:: Records for this exercise ::
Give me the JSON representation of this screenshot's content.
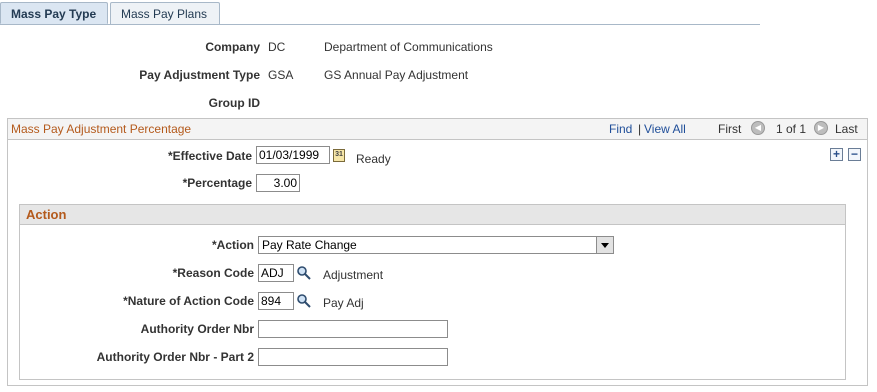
{
  "tabs": [
    {
      "label": "Mass Pay Type",
      "active": true
    },
    {
      "label": "Mass Pay Plans",
      "active": false
    }
  ],
  "header": {
    "company_label": "Company",
    "company_code": "DC",
    "company_desc": "Department of Communications",
    "pay_adj_label": "Pay Adjustment Type",
    "pay_adj_code": "GSA",
    "pay_adj_desc": "GS Annual Pay Adjustment",
    "group_id_label": "Group ID"
  },
  "scroll": {
    "title": "Mass Pay Adjustment Percentage",
    "find": "Find",
    "sep": "|",
    "view_all": "View All",
    "first": "First",
    "counter": "1 of 1",
    "last": "Last",
    "effective_date_label": "*Effective Date",
    "effective_date": "01/03/1999",
    "status": "Ready",
    "percentage_label": "*Percentage",
    "percentage": "3.00",
    "add": "+",
    "remove": "−"
  },
  "action": {
    "title": "Action",
    "action_label": "*Action",
    "action_value": "Pay Rate Change",
    "reason_label": "*Reason Code",
    "reason_code": "ADJ",
    "reason_desc": "Adjustment",
    "noa_label": "*Nature of Action Code",
    "noa_code": "894",
    "noa_desc": "Pay Adj",
    "auth_label": "Authority Order Nbr",
    "auth_value": "",
    "auth2_label": "Authority Order Nbr - Part 2",
    "auth2_value": ""
  },
  "colors": {
    "section_title": "#b45a1c",
    "link": "#1f4e99",
    "tab_active_bg": "#dbe6f2"
  },
  "icons": {
    "calendar": "calendar-icon",
    "lookup": "magnifier-icon",
    "prev": "prev-circle-icon",
    "next": "next-circle-icon"
  }
}
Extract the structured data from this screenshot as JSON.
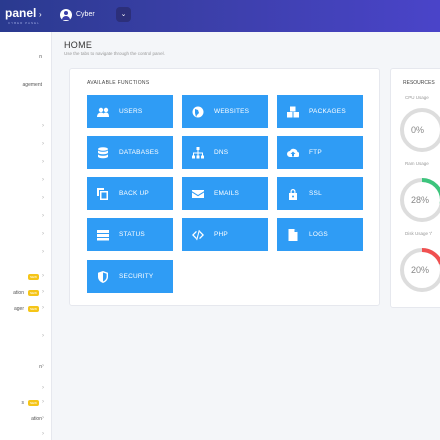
{
  "header": {
    "brand": "panel",
    "brand_sub": "CYBER PANEL",
    "collapse_icon": "chevron-right-icon",
    "user_name": "Cyber",
    "user_dropdown_icon": "chevron-down-icon"
  },
  "sidebar": {
    "items": [
      {
        "label": "n",
        "chevron": ""
      },
      {
        "label": "agement",
        "chevron": ""
      },
      {
        "label": "",
        "chevron": "›"
      },
      {
        "label": "",
        "chevron": "›"
      },
      {
        "label": "",
        "chevron": "›"
      },
      {
        "label": "",
        "chevron": "›"
      },
      {
        "label": "",
        "chevron": "›"
      },
      {
        "label": "",
        "chevron": "›"
      },
      {
        "label": "",
        "chevron": "›"
      },
      {
        "label": "",
        "chevron": "›"
      },
      {
        "label": "",
        "chevron": "›",
        "badge": "NEW"
      },
      {
        "label": "ation",
        "chevron": "›",
        "badge": "NEW"
      },
      {
        "label": "ager",
        "chevron": "›",
        "badge": "NEW"
      },
      {
        "label": "",
        "chevron": "›"
      },
      {
        "label": "n",
        "chevron": "›"
      },
      {
        "label": "",
        "chevron": "›"
      },
      {
        "label": "s",
        "chevron": "›",
        "badge": "NEW"
      },
      {
        "label": "ation",
        "chevron": "›"
      },
      {
        "label": "",
        "chevron": "›"
      }
    ]
  },
  "page": {
    "title": "HOME",
    "subtitle": "Use the tabs to navigate through the control panel."
  },
  "functions": {
    "title": "AVAILABLE FUNCTIONS",
    "buttons": [
      {
        "label": "USERS",
        "icon": "users-icon"
      },
      {
        "label": "WEBSITES",
        "icon": "globe-icon"
      },
      {
        "label": "PACKAGES",
        "icon": "cubes-icon"
      },
      {
        "label": "DATABASES",
        "icon": "database-icon"
      },
      {
        "label": "DNS",
        "icon": "sitemap-icon"
      },
      {
        "label": "FTP",
        "icon": "cloud-upload-icon"
      },
      {
        "label": "BACK UP",
        "icon": "copy-icon"
      },
      {
        "label": "EMAILS",
        "icon": "envelope-icon"
      },
      {
        "label": "SSL",
        "icon": "lock-icon"
      },
      {
        "label": "STATUS",
        "icon": "server-icon"
      },
      {
        "label": "PHP",
        "icon": "code-icon"
      },
      {
        "label": "LOGS",
        "icon": "file-icon"
      },
      {
        "label": "SECURITY",
        "icon": "shield-icon"
      }
    ]
  },
  "resources": {
    "title": "RESOURCES",
    "gauges": [
      {
        "label": "CPU Usage",
        "value": "0%",
        "percent": 0,
        "color": "#dddddd"
      },
      {
        "label": "Ram Usage",
        "value": "28%",
        "percent": 28,
        "color": "#3cc47c"
      },
      {
        "label": "Disk Usage '/'",
        "value": "20%",
        "percent": 20,
        "color": "#f05050"
      }
    ]
  },
  "colors": {
    "accent": "#2f9cf5",
    "header_start": "#2a3a8f",
    "header_end": "#4a44c9"
  }
}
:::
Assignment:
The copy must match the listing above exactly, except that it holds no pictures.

Written answer:
Give me the JSON representation of this screenshot's content.
{
  "tabs": [
    {
      "label": "Mass Pay Type",
      "active": true
    },
    {
      "label": "Mass Pay Plans",
      "active": false
    }
  ],
  "header": {
    "company_label": "Company",
    "company_code": "DC",
    "company_desc": "Department of Communications",
    "pay_adj_label": "Pay Adjustment Type",
    "pay_adj_code": "GSA",
    "pay_adj_desc": "GS Annual Pay Adjustment",
    "group_id_label": "Group ID"
  },
  "scroll": {
    "title": "Mass Pay Adjustment Percentage",
    "find": "Find",
    "sep": "|",
    "view_all": "View All",
    "first": "First",
    "counter": "1 of 1",
    "last": "Last",
    "effective_date_label": "*Effective Date",
    "effective_date": "01/03/1999",
    "status": "Ready",
    "percentage_label": "*Percentage",
    "percentage": "3.00",
    "add": "+",
    "remove": "−"
  },
  "action": {
    "title": "Action",
    "action_label": "*Action",
    "action_value": "Pay Rate Change",
    "reason_label": "*Reason Code",
    "reason_code": "ADJ",
    "reason_desc": "Adjustment",
    "noa_label": "*Nature of Action Code",
    "noa_code": "894",
    "noa_desc": "Pay Adj",
    "auth_label": "Authority Order Nbr",
    "auth_value": "",
    "auth2_label": "Authority Order Nbr - Part 2",
    "auth2_value": ""
  },
  "colors": {
    "section_title": "#b45a1c",
    "link": "#1f4e99",
    "tab_active_bg": "#dbe6f2"
  },
  "icons": {
    "calendar": "calendar-icon",
    "lookup": "magnifier-icon",
    "prev": "prev-circle-icon",
    "next": "next-circle-icon"
  }
}
Extract the structured data from this screenshot as JSON.
{
  "header": {
    "brand": "panel",
    "brand_sub": "CYBER PANEL",
    "collapse_icon": "chevron-right-icon",
    "user_name": "Cyber",
    "user_dropdown_icon": "chevron-down-icon"
  },
  "sidebar": {
    "items": [
      {
        "label": "n",
        "chevron": ""
      },
      {
        "label": "agement",
        "chevron": ""
      },
      {
        "label": "",
        "chevron": "›"
      },
      {
        "label": "",
        "chevron": "›"
      },
      {
        "label": "",
        "chevron": "›"
      },
      {
        "label": "",
        "chevron": "›"
      },
      {
        "label": "",
        "chevron": "›"
      },
      {
        "label": "",
        "chevron": "›"
      },
      {
        "label": "",
        "chevron": "›"
      },
      {
        "label": "",
        "chevron": "›"
      },
      {
        "label": "",
        "chevron": "›",
        "badge": "NEW"
      },
      {
        "label": "ation",
        "chevron": "›",
        "badge": "NEW"
      },
      {
        "label": "ager",
        "chevron": "›",
        "badge": "NEW"
      },
      {
        "label": "",
        "chevron": "›"
      },
      {
        "label": "n",
        "chevron": "›"
      },
      {
        "label": "",
        "chevron": "›"
      },
      {
        "label": "s",
        "chevron": "›",
        "badge": "NEW"
      },
      {
        "label": "ation",
        "chevron": "›"
      },
      {
        "label": "",
        "chevron": "›"
      }
    ]
  },
  "page": {
    "title": "HOME",
    "subtitle": "Use the tabs to navigate through the control panel."
  },
  "functions": {
    "title": "AVAILABLE FUNCTIONS",
    "buttons": [
      {
        "label": "USERS",
        "icon": "users-icon"
      },
      {
        "label": "WEBSITES",
        "icon": "globe-icon"
      },
      {
        "label": "PACKAGES",
        "icon": "cubes-icon"
      },
      {
        "label": "DATABASES",
        "icon": "database-icon"
      },
      {
        "label": "DNS",
        "icon": "sitemap-icon"
      },
      {
        "label": "FTP",
        "icon": "cloud-upload-icon"
      },
      {
        "label": "BACK UP",
        "icon": "copy-icon"
      },
      {
        "label": "EMAILS",
        "icon": "envelope-icon"
      },
      {
        "label": "SSL",
        "icon": "lock-icon"
      },
      {
        "label": "STATUS",
        "icon": "server-icon"
      },
      {
        "label": "PHP",
        "icon": "code-icon"
      },
      {
        "label": "LOGS",
        "icon": "file-icon"
      },
      {
        "label": "SECURITY",
        "icon": "shield-icon"
      }
    ]
  },
  "resources": {
    "title": "RESOURCES",
    "gauges": [
      {
        "label": "CPU Usage",
        "value": "0%",
        "percent": 0,
        "color": "#dddddd"
      },
      {
        "label": "Ram Usage",
        "value": "28%",
        "percent": 28,
        "color": "#3cc47c"
      },
      {
        "label": "Disk Usage '/'",
        "value": "20%",
        "percent": 20,
        "color": "#f05050"
      }
    ]
  },
  "colors": {
    "accent": "#2f9cf5",
    "header_start": "#2a3a8f",
    "header_end": "#4a44c9"
  }
}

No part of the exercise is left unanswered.